The Brewers Association continues its definition outlining seven concepts of a true craft brewer, however, these concepts are all tied to the above three categorical definitions.  A brewer can adopt the craft beer logo if they meet these requirements and sign a licensed agreement with the BA.

The question should be does the current Brewers Association’s definition really define what a craft brewer is, or better yet, should be?  If one asked a craft beer consumer, what their definition of a true craft brewer is, does anyone think it would be the current BA definition?

Quality should be the BA’s core value in determining a true craft beer, not the three terms described above. Certain standards must be met to define what a craft beer is to the consumer. Start with the water, where does it come from, how is it treated?  Does the brewer reclaim the water and is it purified?  Where does the equipment originate?  Is it quality equipment?  Then the issue of the brewing process arises.   How does the brewer sterilize their kegs or packages? What products are used for the sterilization?  You get the idea.

But perhaps the most important element might be does the brewery or plant have a lab?  And if so, how is the lab equipped? What process is used by the craft brewer? And most importantly, does the brewery employ qualified lab techs, micro biologists, or quality assurance professionals?  Are all packages and kegs marked with code dating?

Obviously, there are multiple topics delineating how to create a quality product, and those topics should also be included, or at least considered, in the quality assurance process.  You can include the Brewer Association’s main values, but without a more definitive definition, the BA’s definition might be considered hollow.

Certifying brewers as true crafts should be the primary goal of the Brewers Association, yet, for the consumer, the current definition is lacking in real value.  Let us hope that someday the BA will they get it right.

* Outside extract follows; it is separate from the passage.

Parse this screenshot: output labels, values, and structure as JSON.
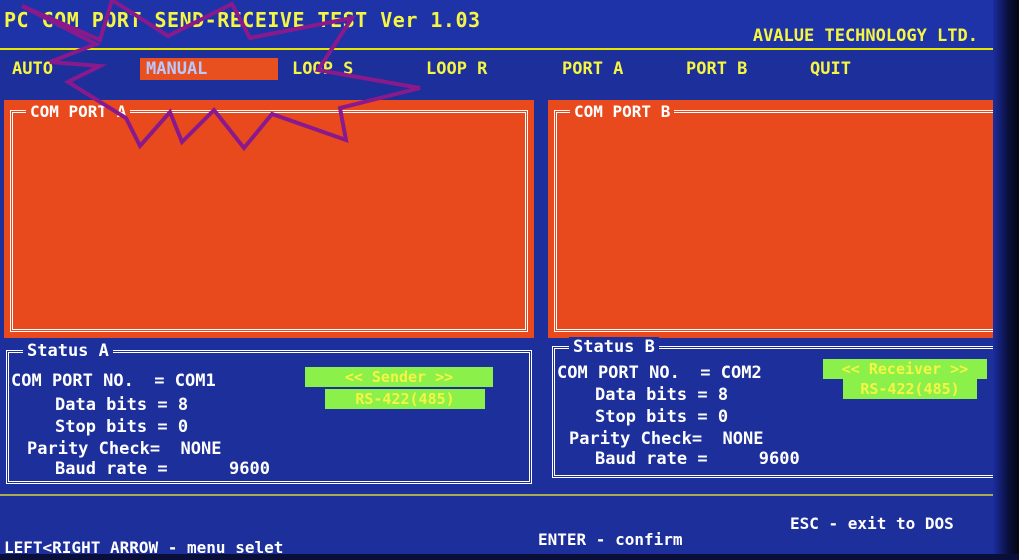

To define what a craft beer is to the consumer,

Well done is better than well said…

Happy 4th of July!

Beer Fodder celebrating the 4th: www.youtube.com/embed/uoABty_ zE00?rel=0[youtube.com]



 Posted by at 6:00 am